▶ **EXERCISE**
The response must consist of the records below, copied exactly.

= = = =

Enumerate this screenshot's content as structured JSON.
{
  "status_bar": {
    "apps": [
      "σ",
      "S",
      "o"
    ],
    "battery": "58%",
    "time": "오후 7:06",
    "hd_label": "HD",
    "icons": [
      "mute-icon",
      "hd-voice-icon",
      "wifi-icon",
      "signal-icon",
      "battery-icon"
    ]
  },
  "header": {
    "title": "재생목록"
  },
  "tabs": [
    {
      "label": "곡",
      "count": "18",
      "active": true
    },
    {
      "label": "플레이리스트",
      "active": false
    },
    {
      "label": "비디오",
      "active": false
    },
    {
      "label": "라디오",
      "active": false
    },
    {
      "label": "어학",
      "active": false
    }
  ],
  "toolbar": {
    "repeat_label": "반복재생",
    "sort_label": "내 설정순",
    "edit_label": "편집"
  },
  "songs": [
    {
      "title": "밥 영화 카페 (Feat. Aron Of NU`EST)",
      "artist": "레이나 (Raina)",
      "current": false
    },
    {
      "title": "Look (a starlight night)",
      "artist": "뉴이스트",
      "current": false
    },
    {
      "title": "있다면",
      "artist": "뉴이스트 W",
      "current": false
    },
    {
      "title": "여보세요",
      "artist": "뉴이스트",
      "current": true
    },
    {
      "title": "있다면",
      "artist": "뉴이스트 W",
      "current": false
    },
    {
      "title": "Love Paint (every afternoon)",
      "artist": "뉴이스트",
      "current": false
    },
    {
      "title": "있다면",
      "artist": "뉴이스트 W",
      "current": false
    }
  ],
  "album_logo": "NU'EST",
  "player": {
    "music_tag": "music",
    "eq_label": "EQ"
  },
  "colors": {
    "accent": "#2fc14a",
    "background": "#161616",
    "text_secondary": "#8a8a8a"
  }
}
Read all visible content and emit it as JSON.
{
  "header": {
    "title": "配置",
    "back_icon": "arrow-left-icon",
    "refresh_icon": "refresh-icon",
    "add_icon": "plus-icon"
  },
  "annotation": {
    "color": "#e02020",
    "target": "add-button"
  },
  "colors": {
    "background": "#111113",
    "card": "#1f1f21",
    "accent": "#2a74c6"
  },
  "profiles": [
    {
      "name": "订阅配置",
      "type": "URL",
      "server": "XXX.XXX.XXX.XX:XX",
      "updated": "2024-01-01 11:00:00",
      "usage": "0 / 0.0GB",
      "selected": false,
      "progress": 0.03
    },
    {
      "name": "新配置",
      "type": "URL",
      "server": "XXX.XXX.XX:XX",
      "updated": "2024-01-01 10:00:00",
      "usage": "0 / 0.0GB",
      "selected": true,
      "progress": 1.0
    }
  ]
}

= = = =

▶ **TASK RESPONSE**
Enumerate this screenshot's content as structured JSON.
{
  "status_bar": {
    "apps": [
      "σ",
      "S",
      "o"
    ],
    "battery": "58%",
    "time": "오후 7:06",
    "hd_label": "HD",
    "icons": [
      "mute-icon",
      "hd-voice-icon",
      "wifi-icon",
      "signal-icon",
      "battery-icon"
    ]
  },
  "header": {
    "title": "재생목록"
  },
  "tabs": [
    {
      "label": "곡",
      "count": "18",
      "active": true
    },
    {
      "label": "플레이리스트",
      "active": false
    },
    {
      "label": "비디오",
      "active": false
    },
    {
      "label": "라디오",
      "active": false
    },
    {
      "label": "어학",
      "active": false
    }
  ],
  "toolbar": {
    "repeat_label": "반복재생",
    "sort_label": "내 설정순",
    "edit_label": "편집"
  },
  "songs": [
    {
      "title": "밥 영화 카페 (Feat. Aron Of NU`EST)",
      "artist": "레이나 (Raina)",
      "current": false
    },
    {
      "title": "Look (a starlight night)",
      "artist": "뉴이스트",
      "current": false
    },
    {
      "title": "있다면",
      "artist": "뉴이스트 W",
      "current": false
    },
    {
      "title": "여보세요",
      "artist": "뉴이스트",
      "current": true
    },
    {
      "title": "있다면",
      "artist": "뉴이스트 W",
      "current": false
    },
    {
      "title": "Love Paint (every afternoon)",
      "artist": "뉴이스트",
      "current": false
    },
    {
      "title": "있다면",
      "artist": "뉴이스트 W",
      "current": false
    }
  ],
  "album_logo": "NU'EST",
  "player": {
    "music_tag": "music",
    "eq_label": "EQ"
  },
  "colors": {
    "accent": "#2fc14a",
    "background": "#161616",
    "text_secondary": "#8a8a8a"
  }
}
Read all visible content and emit it as JSON.
{
  "header": {
    "title": "配置",
    "back_icon": "arrow-left-icon",
    "refresh_icon": "refresh-icon",
    "add_icon": "plus-icon"
  },
  "annotation": {
    "color": "#e02020",
    "target": "add-button"
  },
  "colors": {
    "background": "#111113",
    "card": "#1f1f21",
    "accent": "#2a74c6"
  },
  "profiles": [
    {
      "name": "订阅配置",
      "type": "URL",
      "server": "XXX.XXX.XXX.XX:XX",
      "updated": "2024-01-01 11:00:00",
      "usage": "0 / 0.0GB",
      "selected": false,
      "progress": 0.03
    },
    {
      "name": "新配置",
      "type": "URL",
      "server": "XXX.XXX.XX:XX",
      "updated": "2024-01-01 10:00:00",
      "usage": "0 / 0.0GB",
      "selected": true,
      "progress": 1.0
    }
  ]
}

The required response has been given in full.